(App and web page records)

Content starts

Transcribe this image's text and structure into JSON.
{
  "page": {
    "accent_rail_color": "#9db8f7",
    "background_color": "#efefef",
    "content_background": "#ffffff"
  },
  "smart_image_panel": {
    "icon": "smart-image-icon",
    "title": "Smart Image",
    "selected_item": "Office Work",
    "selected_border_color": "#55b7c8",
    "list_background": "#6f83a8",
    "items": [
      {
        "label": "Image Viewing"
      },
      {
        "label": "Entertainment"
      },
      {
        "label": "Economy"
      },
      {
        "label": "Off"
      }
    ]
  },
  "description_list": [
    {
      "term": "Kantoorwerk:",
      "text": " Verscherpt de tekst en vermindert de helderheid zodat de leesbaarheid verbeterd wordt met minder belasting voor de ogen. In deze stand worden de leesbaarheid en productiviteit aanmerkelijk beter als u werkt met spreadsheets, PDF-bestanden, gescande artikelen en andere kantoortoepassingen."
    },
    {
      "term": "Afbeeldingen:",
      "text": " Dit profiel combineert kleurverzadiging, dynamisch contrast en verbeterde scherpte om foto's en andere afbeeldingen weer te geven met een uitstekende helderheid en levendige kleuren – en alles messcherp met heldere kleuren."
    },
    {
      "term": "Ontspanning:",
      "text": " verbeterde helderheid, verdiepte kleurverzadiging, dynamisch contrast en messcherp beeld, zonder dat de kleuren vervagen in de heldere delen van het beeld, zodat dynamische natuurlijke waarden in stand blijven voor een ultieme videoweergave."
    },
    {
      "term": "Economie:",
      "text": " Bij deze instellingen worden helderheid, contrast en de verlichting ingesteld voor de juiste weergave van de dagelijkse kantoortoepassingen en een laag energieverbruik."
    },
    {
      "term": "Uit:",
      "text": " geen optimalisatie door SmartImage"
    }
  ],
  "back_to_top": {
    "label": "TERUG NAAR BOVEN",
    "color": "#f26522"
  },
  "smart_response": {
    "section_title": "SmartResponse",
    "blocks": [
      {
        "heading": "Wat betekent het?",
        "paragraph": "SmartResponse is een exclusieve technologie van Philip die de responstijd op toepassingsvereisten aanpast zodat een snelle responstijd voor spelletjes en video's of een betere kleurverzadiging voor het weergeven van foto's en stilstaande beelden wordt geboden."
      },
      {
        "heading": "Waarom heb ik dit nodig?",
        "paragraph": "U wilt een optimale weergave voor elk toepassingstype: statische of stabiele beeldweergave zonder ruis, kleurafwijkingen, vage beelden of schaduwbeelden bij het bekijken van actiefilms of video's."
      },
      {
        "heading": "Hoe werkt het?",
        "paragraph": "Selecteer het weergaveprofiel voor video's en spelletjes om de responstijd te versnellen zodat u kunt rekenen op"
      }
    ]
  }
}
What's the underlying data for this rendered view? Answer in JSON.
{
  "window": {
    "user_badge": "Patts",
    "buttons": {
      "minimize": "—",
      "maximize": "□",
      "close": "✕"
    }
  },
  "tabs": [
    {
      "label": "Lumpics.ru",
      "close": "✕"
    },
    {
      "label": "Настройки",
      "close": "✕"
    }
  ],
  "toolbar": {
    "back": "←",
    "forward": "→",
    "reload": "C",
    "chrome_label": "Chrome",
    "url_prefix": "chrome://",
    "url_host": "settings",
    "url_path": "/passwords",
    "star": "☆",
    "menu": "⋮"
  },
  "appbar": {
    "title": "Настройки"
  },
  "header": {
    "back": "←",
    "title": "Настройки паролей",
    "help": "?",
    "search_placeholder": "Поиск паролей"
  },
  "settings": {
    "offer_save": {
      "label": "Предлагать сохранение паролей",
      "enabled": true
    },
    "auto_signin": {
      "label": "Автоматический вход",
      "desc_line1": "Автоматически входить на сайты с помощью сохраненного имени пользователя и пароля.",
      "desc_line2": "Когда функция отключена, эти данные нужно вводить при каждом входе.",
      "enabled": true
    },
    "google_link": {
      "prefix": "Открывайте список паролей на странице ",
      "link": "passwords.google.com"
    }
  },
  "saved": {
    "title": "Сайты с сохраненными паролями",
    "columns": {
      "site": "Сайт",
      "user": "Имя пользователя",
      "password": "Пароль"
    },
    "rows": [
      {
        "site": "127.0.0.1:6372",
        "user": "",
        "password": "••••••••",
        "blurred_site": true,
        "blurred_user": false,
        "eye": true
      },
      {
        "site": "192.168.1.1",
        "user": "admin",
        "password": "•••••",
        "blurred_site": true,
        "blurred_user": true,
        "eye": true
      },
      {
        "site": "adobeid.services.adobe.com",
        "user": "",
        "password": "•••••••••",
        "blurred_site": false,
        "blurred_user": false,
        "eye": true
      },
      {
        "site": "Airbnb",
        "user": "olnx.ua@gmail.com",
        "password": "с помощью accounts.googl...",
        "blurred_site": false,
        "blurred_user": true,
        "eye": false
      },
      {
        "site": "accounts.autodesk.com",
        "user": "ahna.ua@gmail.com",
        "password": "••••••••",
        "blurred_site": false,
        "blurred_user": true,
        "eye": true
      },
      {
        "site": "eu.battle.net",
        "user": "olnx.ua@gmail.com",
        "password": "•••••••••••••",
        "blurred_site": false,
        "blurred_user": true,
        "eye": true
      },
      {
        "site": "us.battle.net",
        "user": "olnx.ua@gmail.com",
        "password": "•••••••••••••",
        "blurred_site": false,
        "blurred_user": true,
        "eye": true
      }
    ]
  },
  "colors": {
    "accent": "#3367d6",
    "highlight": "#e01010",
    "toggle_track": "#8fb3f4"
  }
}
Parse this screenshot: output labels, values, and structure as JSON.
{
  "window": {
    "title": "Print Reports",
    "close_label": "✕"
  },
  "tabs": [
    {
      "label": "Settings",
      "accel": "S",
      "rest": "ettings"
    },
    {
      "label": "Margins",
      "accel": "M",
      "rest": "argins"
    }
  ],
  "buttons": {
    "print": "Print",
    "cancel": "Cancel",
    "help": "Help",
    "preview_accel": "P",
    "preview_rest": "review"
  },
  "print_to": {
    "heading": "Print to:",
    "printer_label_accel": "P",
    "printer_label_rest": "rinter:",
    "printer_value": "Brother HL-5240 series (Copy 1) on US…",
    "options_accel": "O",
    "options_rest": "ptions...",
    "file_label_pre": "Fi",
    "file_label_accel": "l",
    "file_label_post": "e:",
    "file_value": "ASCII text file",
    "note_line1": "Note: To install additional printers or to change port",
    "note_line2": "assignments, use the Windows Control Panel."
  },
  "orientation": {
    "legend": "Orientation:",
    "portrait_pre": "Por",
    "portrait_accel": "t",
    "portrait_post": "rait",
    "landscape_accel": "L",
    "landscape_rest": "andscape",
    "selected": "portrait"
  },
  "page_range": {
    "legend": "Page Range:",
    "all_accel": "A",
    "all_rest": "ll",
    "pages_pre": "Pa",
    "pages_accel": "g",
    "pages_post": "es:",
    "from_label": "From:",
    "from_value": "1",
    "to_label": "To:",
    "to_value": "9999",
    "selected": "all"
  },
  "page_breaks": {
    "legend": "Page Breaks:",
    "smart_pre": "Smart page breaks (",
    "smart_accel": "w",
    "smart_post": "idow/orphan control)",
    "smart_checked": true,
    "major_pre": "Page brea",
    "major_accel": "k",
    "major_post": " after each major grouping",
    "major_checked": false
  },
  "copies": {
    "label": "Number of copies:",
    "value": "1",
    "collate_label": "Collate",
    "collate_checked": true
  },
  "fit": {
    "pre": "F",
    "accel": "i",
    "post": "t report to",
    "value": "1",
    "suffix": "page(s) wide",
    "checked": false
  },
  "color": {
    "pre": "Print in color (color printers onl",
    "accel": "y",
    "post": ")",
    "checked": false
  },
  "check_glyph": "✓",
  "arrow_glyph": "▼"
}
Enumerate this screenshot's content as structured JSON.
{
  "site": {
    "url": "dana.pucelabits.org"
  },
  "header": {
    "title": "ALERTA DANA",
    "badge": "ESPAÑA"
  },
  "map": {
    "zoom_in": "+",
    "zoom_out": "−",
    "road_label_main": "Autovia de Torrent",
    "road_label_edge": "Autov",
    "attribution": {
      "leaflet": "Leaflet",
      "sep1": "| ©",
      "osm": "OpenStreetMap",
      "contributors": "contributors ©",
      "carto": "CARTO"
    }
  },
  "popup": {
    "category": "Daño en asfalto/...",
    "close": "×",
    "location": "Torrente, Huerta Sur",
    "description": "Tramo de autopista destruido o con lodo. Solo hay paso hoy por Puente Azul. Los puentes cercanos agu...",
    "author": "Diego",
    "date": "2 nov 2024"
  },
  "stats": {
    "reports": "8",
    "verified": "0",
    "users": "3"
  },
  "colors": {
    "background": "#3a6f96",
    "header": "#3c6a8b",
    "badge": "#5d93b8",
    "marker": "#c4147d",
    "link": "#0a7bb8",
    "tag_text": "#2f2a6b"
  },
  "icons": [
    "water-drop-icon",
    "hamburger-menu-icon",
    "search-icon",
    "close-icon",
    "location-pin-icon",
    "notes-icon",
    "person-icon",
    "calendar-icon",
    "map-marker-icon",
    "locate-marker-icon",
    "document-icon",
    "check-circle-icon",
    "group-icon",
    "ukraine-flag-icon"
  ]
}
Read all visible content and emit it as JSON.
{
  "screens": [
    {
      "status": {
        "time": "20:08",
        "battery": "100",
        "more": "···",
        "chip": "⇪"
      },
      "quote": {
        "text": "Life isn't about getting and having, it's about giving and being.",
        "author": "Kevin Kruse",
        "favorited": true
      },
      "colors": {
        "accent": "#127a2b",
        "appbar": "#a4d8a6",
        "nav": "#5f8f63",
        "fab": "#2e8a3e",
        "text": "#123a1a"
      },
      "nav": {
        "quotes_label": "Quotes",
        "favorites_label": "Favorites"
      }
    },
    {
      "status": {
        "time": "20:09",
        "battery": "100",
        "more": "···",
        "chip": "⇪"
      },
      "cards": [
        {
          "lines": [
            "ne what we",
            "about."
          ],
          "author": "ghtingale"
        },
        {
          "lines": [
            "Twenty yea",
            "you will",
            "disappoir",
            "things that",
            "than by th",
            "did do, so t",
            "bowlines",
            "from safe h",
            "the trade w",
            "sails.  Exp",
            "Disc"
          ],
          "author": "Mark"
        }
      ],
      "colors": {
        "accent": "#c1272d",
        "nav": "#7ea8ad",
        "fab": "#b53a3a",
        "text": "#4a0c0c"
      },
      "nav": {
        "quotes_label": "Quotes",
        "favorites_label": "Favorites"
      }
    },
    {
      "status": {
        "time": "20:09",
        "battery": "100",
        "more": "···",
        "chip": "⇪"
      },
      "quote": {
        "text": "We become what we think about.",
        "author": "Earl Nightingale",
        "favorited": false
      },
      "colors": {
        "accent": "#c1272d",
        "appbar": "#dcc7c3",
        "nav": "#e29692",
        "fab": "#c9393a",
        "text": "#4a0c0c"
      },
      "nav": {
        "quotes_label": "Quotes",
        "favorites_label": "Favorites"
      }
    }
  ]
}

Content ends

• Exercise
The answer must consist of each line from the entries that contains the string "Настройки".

• Problem solution
      "label": "Настройки",
    "title": "Настройки"
    "title": "Настройки паролей",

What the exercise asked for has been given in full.